Take for example, the case of Francis Perry Cave, yet another Virginian who enlisted in an Ohio unit. Some praise him for his service to the United States, with either an American flag, or an American and Confederate flag combo, thanking him for “service to his country”. His records put into question the merit of such things because, well… his service in the 66th Ohio was extremely short-lived. Not long after enlisting (or… was he a conscript?), he deserted… yes, deserted. They tracked him down in Ohio, but he was not returned to his unit. Rather, he served the balance of the war in hospital service in Ohio. So, are those who place the memorial tributes honoring him for his service after his desertion? I mean, after all, he did provide a service to the Union… but was it reluctant? Was it something that he felt proud to do? Was it something he reflected on, in years after the war, with fondness? Frankly, I think he deserted after having learned that the 66th happened to be operating in the Shenandoah Valley… his home… and he couldn’t bear the thought of returning home to fight his kin. Pure conjecture on my part, and I understand it as such, but I keep it in my back pocket as a possibility, nonetheless. Interestingly, I have it on good authority that one descendant of his thinks Cave fought for the Confederacy, and has a cavalry saber that he believes is the one he used during the war. So, the assumptions and misjudgments don’t end with a Find-a-Grave memorial. F.P. Cave’s Find-a-Grave page can be seen, here.
But, while we’re on a role, why stop now?
Let’s take F.P. Cave’s brother, Washington J.I. Cave, as yet another example. Despite what the service records say about him (and what we can clearly read between the lines), he received a Confederate veteran’s headstone (probably attributable to some descendants who may have not known better… or who just wanted a headstone to mark his grave). Wash Cave’s service in the 33rd Virginia was extremely short-lived, and once he was exempted, he skeedaddled to Ohio to take refuge until the close of the war. Yet, he’s got a couple of praisers who seem to feel that his “sacrifice” was worth mentioning, and noting with a Confederate flag… from which (reality tells us) he seems to have been trying his hardest to stay away. You can see his Find-a-Grave page, here.
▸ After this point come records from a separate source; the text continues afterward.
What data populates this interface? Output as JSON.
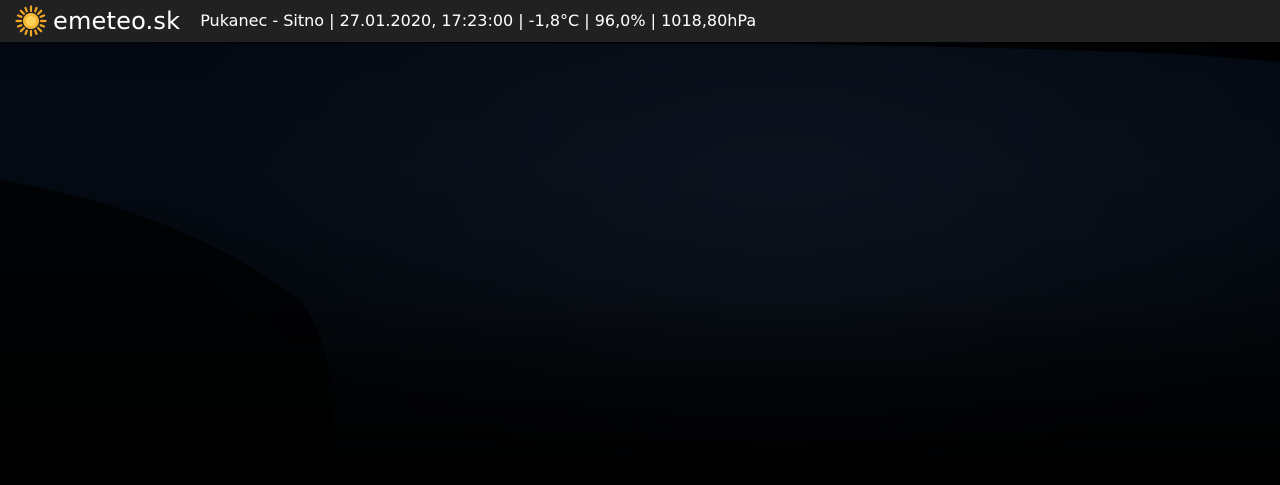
{
  "overlay": {
    "brand": "emeteo.sk",
    "brand_icon": "sun-icon",
    "brand_color": "#f5a623",
    "caption": "Pukanec - Sitno | 27.01.2020, 17:23:00 | -1,8°C | 96,0% | 1018,80hPa"
  }
}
We also have Southern Unionists, who, because they were identified to pre-war militia units that were activated when the war began, seem to automatically merit praise as good Confederates. Yet, I know for a fact that they were also identified by Southern Unionists Claims applicants as fellow Unionists. The first thing I would ask, when seeing someone who served in the militia, would be… “the militia was disbanded in the Spring of 1862, so, if so devoted to the Confederate “cause”, why didn’t he join another unit, and continue his service? Instead, we see various memorials associated with these people (because of service in the militia) that proclaim things like, “Son of the South, Your fight is over, Its time to rest, You did your duty, You gave your best. We Will Never Forget You,” and “Remembering and Honoring a True Southern Hero, A Confederate Soldier. Deo Vindice.”
I’ve got more on weeding-out the truth with Southern Unionists Claims applicants coming up in another post, as well as those who are identified with reserve units which were not organized until the third Confederate Conscription Act, in 1864.
In the meantime, watch those memorial tributes to Civil War soldiers in Find-a-Grave.
*It wouldn’t surprise me if, sooner or later, these memorial tributes that I mentioned above, may disappear over time… especially if those who made them see this post, and realize the error of their ways.